## Action item
All records need to be reproduced exactly. Keep every word as it is.

Recorded data:
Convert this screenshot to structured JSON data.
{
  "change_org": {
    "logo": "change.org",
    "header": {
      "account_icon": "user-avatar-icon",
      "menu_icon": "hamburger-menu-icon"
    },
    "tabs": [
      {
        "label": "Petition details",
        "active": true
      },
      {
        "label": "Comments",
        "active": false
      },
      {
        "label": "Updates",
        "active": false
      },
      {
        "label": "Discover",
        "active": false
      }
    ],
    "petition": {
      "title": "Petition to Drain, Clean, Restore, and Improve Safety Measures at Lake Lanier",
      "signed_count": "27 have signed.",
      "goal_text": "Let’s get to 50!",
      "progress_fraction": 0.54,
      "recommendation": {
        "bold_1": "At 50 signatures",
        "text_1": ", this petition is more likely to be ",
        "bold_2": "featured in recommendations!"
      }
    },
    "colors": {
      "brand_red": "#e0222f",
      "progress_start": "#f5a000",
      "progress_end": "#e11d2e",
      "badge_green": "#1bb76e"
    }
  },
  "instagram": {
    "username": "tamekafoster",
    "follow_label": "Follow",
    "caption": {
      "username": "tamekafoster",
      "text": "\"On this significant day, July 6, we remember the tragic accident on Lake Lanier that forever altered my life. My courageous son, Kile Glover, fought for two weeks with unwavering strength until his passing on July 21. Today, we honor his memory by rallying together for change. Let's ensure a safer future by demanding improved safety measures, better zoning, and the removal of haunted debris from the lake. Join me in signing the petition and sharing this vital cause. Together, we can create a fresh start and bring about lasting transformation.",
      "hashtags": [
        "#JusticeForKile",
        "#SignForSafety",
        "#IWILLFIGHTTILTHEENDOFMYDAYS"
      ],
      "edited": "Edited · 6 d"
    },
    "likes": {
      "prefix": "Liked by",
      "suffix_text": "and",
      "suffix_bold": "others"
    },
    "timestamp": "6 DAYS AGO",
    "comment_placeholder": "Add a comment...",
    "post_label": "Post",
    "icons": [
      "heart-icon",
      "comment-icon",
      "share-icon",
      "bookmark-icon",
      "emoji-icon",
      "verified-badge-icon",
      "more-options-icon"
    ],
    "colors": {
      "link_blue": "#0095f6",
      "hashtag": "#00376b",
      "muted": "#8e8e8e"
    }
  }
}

## Completed exercise
Convert this screenshot to structured JSON data.
{
  "change_org": {
    "logo": "change.org",
    "header": {
      "account_icon": "user-avatar-icon",
      "menu_icon": "hamburger-menu-icon"
    },
    "tabs": [
      {
        "label": "Petition details",
        "active": true
      },
      {
        "label": "Comments",
        "active": false
      },
      {
        "label": "Updates",
        "active": false
      },
      {
        "label": "Discover",
        "active": false
      }
    ],
    "petition": {
      "title": "Petition to Drain, Clean, Restore, and Improve Safety Measures at Lake Lanier",
      "signed_count": "27 have signed.",
      "goal_text": "Let’s get to 50!",
      "progress_fraction": 0.54,
      "recommendation": {
        "bold_1": "At 50 signatures",
        "text_1": ", this petition is more likely to be ",
        "bold_2": "featured in recommendations!"
      }
    },
    "colors": {
      "brand_red": "#e0222f",
      "progress_start": "#f5a000",
      "progress_end": "#e11d2e",
      "badge_green": "#1bb76e"
    }
  },
  "instagram": {
    "username": "tamekafoster",
    "follow_label": "Follow",
    "caption": {
      "username": "tamekafoster",
      "text": "\"On this significant day, July 6, we remember the tragic accident on Lake Lanier that forever altered my life. My courageous son, Kile Glover, fought for two weeks with unwavering strength until his passing on July 21. Today, we honor his memory by rallying together for change. Let's ensure a safer future by demanding improved safety measures, better zoning, and the removal of haunted debris from the lake. Join me in signing the petition and sharing this vital cause. Together, we can create a fresh start and bring about lasting transformation.",
      "hashtags": [
        "#JusticeForKile",
        "#SignForSafety",
        "#IWILLFIGHTTILTHEENDOFMYDAYS"
      ],
      "edited": "Edited · 6 d"
    },
    "likes": {
      "prefix": "Liked by",
      "suffix_text": "and",
      "suffix_bold": "others"
    },
    "timestamp": "6 DAYS AGO",
    "comment_placeholder": "Add a comment...",
    "post_label": "Post",
    "icons": [
      "heart-icon",
      "comment-icon",
      "share-icon",
      "bookmark-icon",
      "emoji-icon",
      "verified-badge-icon",
      "more-options-icon"
    ],
    "colors": {
      "link_blue": "#0095f6",
      "hashtag": "#00376b",
      "muted": "#8e8e8e"
    }
  }
}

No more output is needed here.